* AIM OF THE TASK
Bring together copies of the lines in the data below that contain the word "Focus".

*** Opening PROVIDED ENTRIES ***

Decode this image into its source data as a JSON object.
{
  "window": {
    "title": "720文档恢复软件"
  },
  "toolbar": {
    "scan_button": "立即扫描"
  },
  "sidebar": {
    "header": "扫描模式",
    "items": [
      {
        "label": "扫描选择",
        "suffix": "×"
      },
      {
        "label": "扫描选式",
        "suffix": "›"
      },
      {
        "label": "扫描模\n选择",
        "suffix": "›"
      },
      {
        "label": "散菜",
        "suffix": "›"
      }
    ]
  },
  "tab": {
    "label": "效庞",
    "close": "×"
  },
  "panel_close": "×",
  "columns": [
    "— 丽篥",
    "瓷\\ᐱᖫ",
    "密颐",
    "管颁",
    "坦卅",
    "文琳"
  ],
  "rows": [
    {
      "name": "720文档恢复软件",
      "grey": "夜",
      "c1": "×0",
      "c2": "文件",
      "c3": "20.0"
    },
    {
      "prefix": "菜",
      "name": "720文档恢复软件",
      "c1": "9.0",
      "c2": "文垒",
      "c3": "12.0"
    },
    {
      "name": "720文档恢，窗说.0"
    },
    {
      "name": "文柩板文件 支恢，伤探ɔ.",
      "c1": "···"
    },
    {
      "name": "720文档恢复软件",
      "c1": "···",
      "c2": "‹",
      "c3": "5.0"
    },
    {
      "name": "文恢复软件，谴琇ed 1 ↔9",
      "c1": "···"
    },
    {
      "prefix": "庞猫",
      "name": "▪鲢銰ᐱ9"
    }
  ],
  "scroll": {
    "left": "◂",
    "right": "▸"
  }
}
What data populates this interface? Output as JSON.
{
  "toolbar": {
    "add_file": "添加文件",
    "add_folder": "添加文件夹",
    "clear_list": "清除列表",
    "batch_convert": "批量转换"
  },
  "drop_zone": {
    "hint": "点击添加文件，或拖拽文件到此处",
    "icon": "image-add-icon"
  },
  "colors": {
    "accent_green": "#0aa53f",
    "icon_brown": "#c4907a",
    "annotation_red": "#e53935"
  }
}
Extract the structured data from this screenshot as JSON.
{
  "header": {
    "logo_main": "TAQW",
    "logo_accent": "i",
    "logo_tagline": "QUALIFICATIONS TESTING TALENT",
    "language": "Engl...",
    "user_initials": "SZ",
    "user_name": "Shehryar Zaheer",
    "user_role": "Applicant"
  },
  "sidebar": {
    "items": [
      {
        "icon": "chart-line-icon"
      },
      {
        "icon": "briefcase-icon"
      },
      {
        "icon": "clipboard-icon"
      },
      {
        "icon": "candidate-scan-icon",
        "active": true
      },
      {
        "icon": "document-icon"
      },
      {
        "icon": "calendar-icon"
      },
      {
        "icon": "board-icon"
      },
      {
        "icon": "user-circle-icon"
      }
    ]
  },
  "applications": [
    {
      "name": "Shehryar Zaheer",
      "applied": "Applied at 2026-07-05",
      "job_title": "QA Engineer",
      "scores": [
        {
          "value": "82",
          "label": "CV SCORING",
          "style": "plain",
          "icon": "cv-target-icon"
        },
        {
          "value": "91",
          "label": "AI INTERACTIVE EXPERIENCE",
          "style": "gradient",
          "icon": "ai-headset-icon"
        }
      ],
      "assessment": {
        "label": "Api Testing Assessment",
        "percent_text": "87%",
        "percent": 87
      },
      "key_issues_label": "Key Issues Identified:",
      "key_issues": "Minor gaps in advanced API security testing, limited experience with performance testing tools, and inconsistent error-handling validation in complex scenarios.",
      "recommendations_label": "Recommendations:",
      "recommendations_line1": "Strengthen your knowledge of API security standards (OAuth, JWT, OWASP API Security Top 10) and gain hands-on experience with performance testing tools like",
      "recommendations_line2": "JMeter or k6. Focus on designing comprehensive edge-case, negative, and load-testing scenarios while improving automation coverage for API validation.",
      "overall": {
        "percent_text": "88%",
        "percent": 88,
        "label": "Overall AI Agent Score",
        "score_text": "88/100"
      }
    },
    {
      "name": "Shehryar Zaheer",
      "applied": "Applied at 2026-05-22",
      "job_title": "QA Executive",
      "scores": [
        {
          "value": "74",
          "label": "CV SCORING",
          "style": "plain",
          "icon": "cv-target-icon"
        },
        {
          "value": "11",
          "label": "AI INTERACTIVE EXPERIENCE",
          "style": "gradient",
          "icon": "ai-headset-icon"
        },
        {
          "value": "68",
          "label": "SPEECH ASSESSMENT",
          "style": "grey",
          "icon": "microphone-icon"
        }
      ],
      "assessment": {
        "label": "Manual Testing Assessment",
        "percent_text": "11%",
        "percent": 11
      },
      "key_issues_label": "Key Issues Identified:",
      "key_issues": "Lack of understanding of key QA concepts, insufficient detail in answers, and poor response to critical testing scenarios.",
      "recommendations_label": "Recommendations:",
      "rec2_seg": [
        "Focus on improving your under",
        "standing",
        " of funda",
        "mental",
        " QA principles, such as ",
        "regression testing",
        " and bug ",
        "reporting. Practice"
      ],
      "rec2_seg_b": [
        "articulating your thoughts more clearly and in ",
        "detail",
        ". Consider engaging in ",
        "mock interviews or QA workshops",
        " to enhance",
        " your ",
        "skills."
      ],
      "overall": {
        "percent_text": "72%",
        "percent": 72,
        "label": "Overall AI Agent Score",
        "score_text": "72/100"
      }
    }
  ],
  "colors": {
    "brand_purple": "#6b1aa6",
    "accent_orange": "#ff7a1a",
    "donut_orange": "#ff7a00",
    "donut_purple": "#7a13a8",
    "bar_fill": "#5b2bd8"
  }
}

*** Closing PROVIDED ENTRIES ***

* TASK RESULT
      "recommendations_line2": "JMeter or k6. Focus on designing comprehensive edge-case, negative, and load-testing scenarios while improving automation coverage for API validation.",
        "Focus on improving your under",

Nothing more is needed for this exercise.